## Your instructions
Each entry should be returned exactly as written, with no pictures carried over.

## Material supplied
- Opening Delimiter -
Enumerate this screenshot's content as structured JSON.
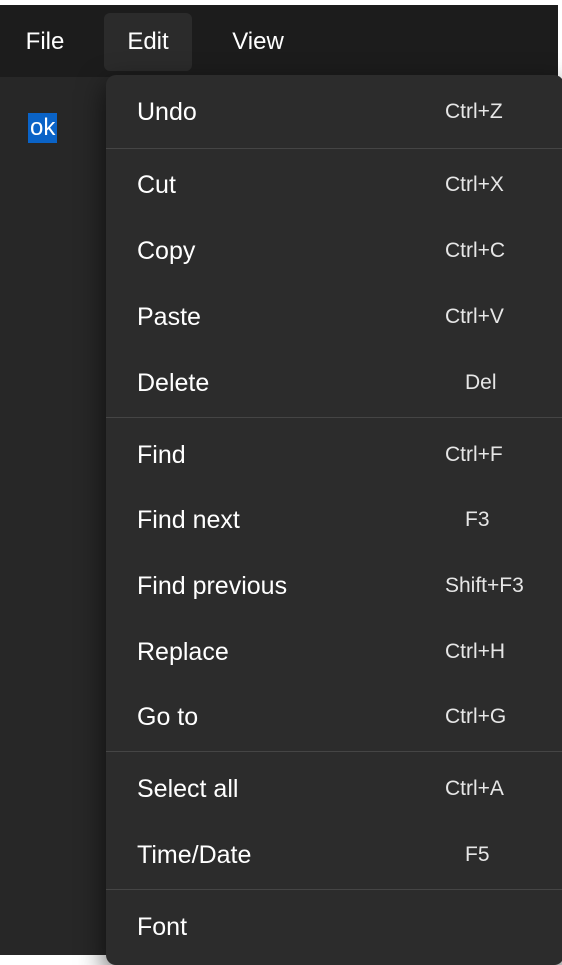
{
  "menubar": {
    "items": [
      {
        "label": "File"
      },
      {
        "label": "Edit"
      },
      {
        "label": "View"
      }
    ]
  },
  "editor": {
    "selected_text": "ok"
  },
  "edit_menu": {
    "items": [
      {
        "label": "Undo",
        "shortcut": "Ctrl+Z"
      },
      {
        "label": "Cut",
        "shortcut": "Ctrl+X"
      },
      {
        "label": "Copy",
        "shortcut": "Ctrl+C"
      },
      {
        "label": "Paste",
        "shortcut": "Ctrl+V"
      },
      {
        "label": "Delete",
        "shortcut": "Del"
      },
      {
        "label": "Find",
        "shortcut": "Ctrl+F"
      },
      {
        "label": "Find next",
        "shortcut": "F3"
      },
      {
        "label": "Find previous",
        "shortcut": "Shift+F3"
      },
      {
        "label": "Replace",
        "shortcut": "Ctrl+H"
      },
      {
        "label": "Go to",
        "shortcut": "Ctrl+G"
      },
      {
        "label": "Select all",
        "shortcut": "Ctrl+A"
      },
      {
        "label": "Time/Date",
        "shortcut": "F5"
      },
      {
        "label": "Font",
        "shortcut": ""
      }
    ]
  },
  "colors": {
    "menubar_background": "#1c1c1c",
    "editor_background": "#272727",
    "menu_background": "#2c2c2c",
    "selection_highlight": "#0a63c7",
    "text": "#ffffff",
    "separator": "#454545"
  }
}
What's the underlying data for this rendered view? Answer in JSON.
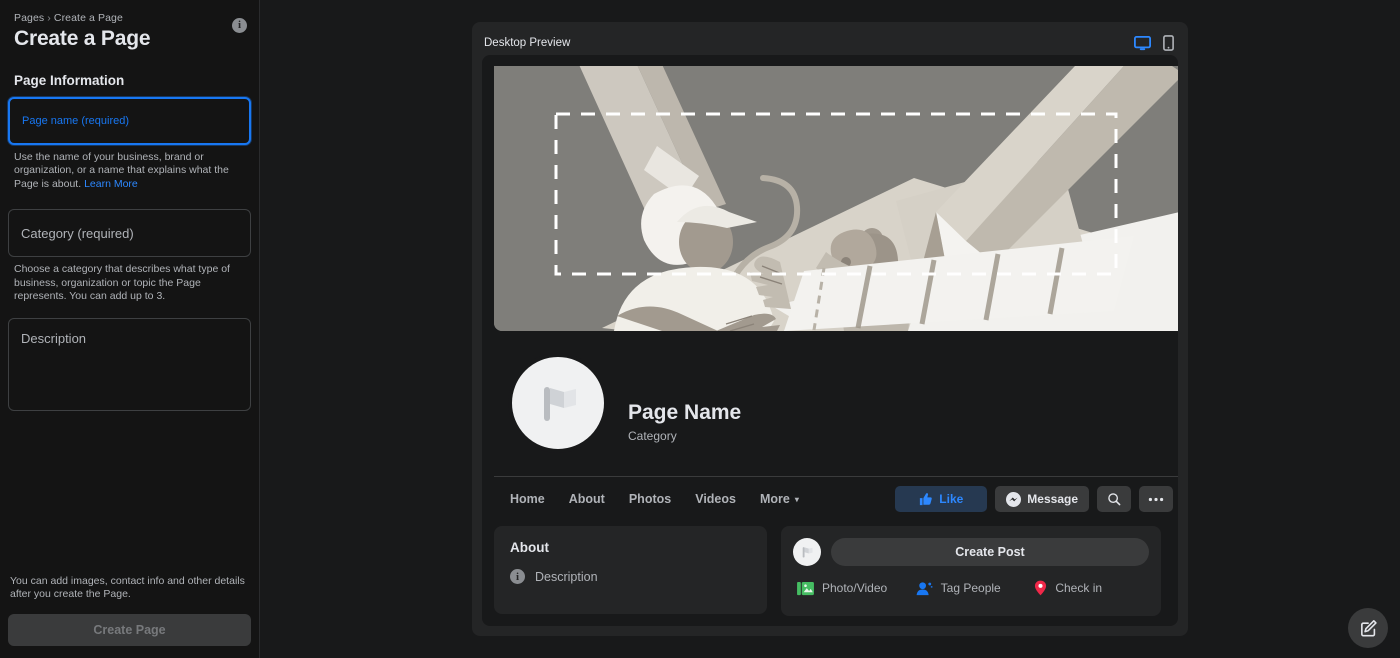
{
  "sidebar": {
    "breadcrumb": {
      "root": "Pages",
      "separator": "›",
      "current": "Create a Page"
    },
    "title": "Create a Page",
    "info_icon": "i",
    "section_title": "Page Information",
    "fields": [
      {
        "name": "page-name",
        "label": "Page name (required)",
        "value": "",
        "focused": true,
        "helper": "Use the name of your business, brand or organization, or a name that explains what the Page is about. ",
        "helper_link": "Learn More"
      },
      {
        "name": "category",
        "label": "Category (required)",
        "value": "",
        "focused": false,
        "helper": "Choose a category that describes what type of business, organization or topic the Page represents. You can add up to 3.",
        "helper_link": ""
      },
      {
        "name": "description",
        "label": "Description",
        "value": "",
        "focused": false,
        "helper": "",
        "helper_link": ""
      }
    ],
    "foot_note": "You can add images, contact info and other details after you create the Page.",
    "create_button": "Create Page"
  },
  "preview": {
    "title": "Desktop Preview",
    "devices": [
      {
        "name": "desktop",
        "active": true,
        "color": "#2d88ff"
      },
      {
        "name": "mobile",
        "active": false,
        "color": "#b0b3b8"
      }
    ],
    "page_name": "Page Name",
    "page_category": "Category",
    "nav_tabs": [
      {
        "label": "Home",
        "caret": ""
      },
      {
        "label": "About",
        "caret": ""
      },
      {
        "label": "Photos",
        "caret": ""
      },
      {
        "label": "Videos",
        "caret": ""
      },
      {
        "label": "More",
        "caret": "▾"
      }
    ],
    "actions": {
      "like": "Like",
      "message": "Message",
      "search_icon": "search-icon",
      "more_icon": "ellipsis-icon"
    },
    "about_card": {
      "heading": "About",
      "row_icon": "i",
      "row_label": "Description"
    },
    "post_card": {
      "placeholder": "Create Post",
      "actions": [
        {
          "label": "Photo/Video",
          "icon": "photo-video-icon",
          "color": "#45bd62"
        },
        {
          "label": "Tag People",
          "icon": "tag-people-icon",
          "color": "#1877f2"
        },
        {
          "label": "Check in",
          "icon": "check-in-icon",
          "color": "#f02849"
        }
      ]
    }
  },
  "fab": {
    "icon": "compose-icon"
  },
  "colors": {
    "background": "#18191a",
    "sidebar": "#141414",
    "panel": "#242526",
    "accent_blue": "#1877f2",
    "link_blue": "#2d88ff",
    "text_primary": "#e4e6eb",
    "text_secondary": "#b0b3b8",
    "cover_bg": "#7f7e7a"
  }
}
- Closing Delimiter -
## Result
Enumerate this screenshot's content as structured JSON.
{
  "menubar": {
    "items": [
      {
        "label": "File"
      },
      {
        "label": "Edit"
      },
      {
        "label": "View"
      }
    ]
  },
  "editor": {
    "selected_text": "ok"
  },
  "edit_menu": {
    "items": [
      {
        "label": "Undo",
        "shortcut": "Ctrl+Z"
      },
      {
        "label": "Cut",
        "shortcut": "Ctrl+X"
      },
      {
        "label": "Copy",
        "shortcut": "Ctrl+C"
      },
      {
        "label": "Paste",
        "shortcut": "Ctrl+V"
      },
      {
        "label": "Delete",
        "shortcut": "Del"
      },
      {
        "label": "Find",
        "shortcut": "Ctrl+F"
      },
      {
        "label": "Find next",
        "shortcut": "F3"
      },
      {
        "label": "Find previous",
        "shortcut": "Shift+F3"
      },
      {
        "label": "Replace",
        "shortcut": "Ctrl+H"
      },
      {
        "label": "Go to",
        "shortcut": "Ctrl+G"
      },
      {
        "label": "Select all",
        "shortcut": "Ctrl+A"
      },
      {
        "label": "Time/Date",
        "shortcut": "F5"
      },
      {
        "label": "Font",
        "shortcut": ""
      }
    ]
  },
  "colors": {
    "menubar_background": "#1c1c1c",
    "editor_background": "#272727",
    "menu_background": "#2c2c2c",
    "selection_highlight": "#0a63c7",
    "text": "#ffffff",
    "separator": "#454545"
  }
}
What's the underlying data for this rendered view? Answer in JSON.
{
  "sidebar": {
    "breadcrumb": {
      "root": "Pages",
      "separator": "›",
      "current": "Create a Page"
    },
    "title": "Create a Page",
    "info_icon": "i",
    "section_title": "Page Information",
    "fields": [
      {
        "name": "page-name",
        "label": "Page name (required)",
        "value": "",
        "focused": true,
        "helper": "Use the name of your business, brand or organization, or a name that explains what the Page is about. ",
        "helper_link": "Learn More"
      },
      {
        "name": "category",
        "label": "Category (required)",
        "value": "",
        "focused": false,
        "helper": "Choose a category that describes what type of business, organization or topic the Page represents. You can add up to 3.",
        "helper_link": ""
      },
      {
        "name": "description",
        "label": "Description",
        "value": "",
        "focused": false,
        "helper": "",
        "helper_link": ""
      }
    ],
    "foot_note": "You can add images, contact info and other details after you create the Page.",
    "create_button": "Create Page"
  },
  "preview": {
    "title": "Desktop Preview",
    "devices": [
      {
        "name": "desktop",
        "active": true,
        "color": "#2d88ff"
      },
      {
        "name": "mobile",
        "active": false,
        "color": "#b0b3b8"
      }
    ],
    "page_name": "Page Name",
    "page_category": "Category",
    "nav_tabs": [
      {
        "label": "Home",
        "caret": ""
      },
      {
        "label": "About",
        "caret": ""
      },
      {
        "label": "Photos",
        "caret": ""
      },
      {
        "label": "Videos",
        "caret": ""
      },
      {
        "label": "More",
        "caret": "▾"
      }
    ],
    "actions": {
      "like": "Like",
      "message": "Message",
      "search_icon": "search-icon",
      "more_icon": "ellipsis-icon"
    },
    "about_card": {
      "heading": "About",
      "row_icon": "i",
      "row_label": "Description"
    },
    "post_card": {
      "placeholder": "Create Post",
      "actions": [
        {
          "label": "Photo/Video",
          "icon": "photo-video-icon",
          "color": "#45bd62"
        },
        {
          "label": "Tag People",
          "icon": "tag-people-icon",
          "color": "#1877f2"
        },
        {
          "label": "Check in",
          "icon": "check-in-icon",
          "color": "#f02849"
        }
      ]
    }
  },
  "fab": {
    "icon": "compose-icon"
  },
  "colors": {
    "background": "#18191a",
    "sidebar": "#141414",
    "panel": "#242526",
    "accent_blue": "#1877f2",
    "link_blue": "#2d88ff",
    "text_primary": "#e4e6eb",
    "text_secondary": "#b0b3b8",
    "cover_bg": "#7f7e7a"
  }
}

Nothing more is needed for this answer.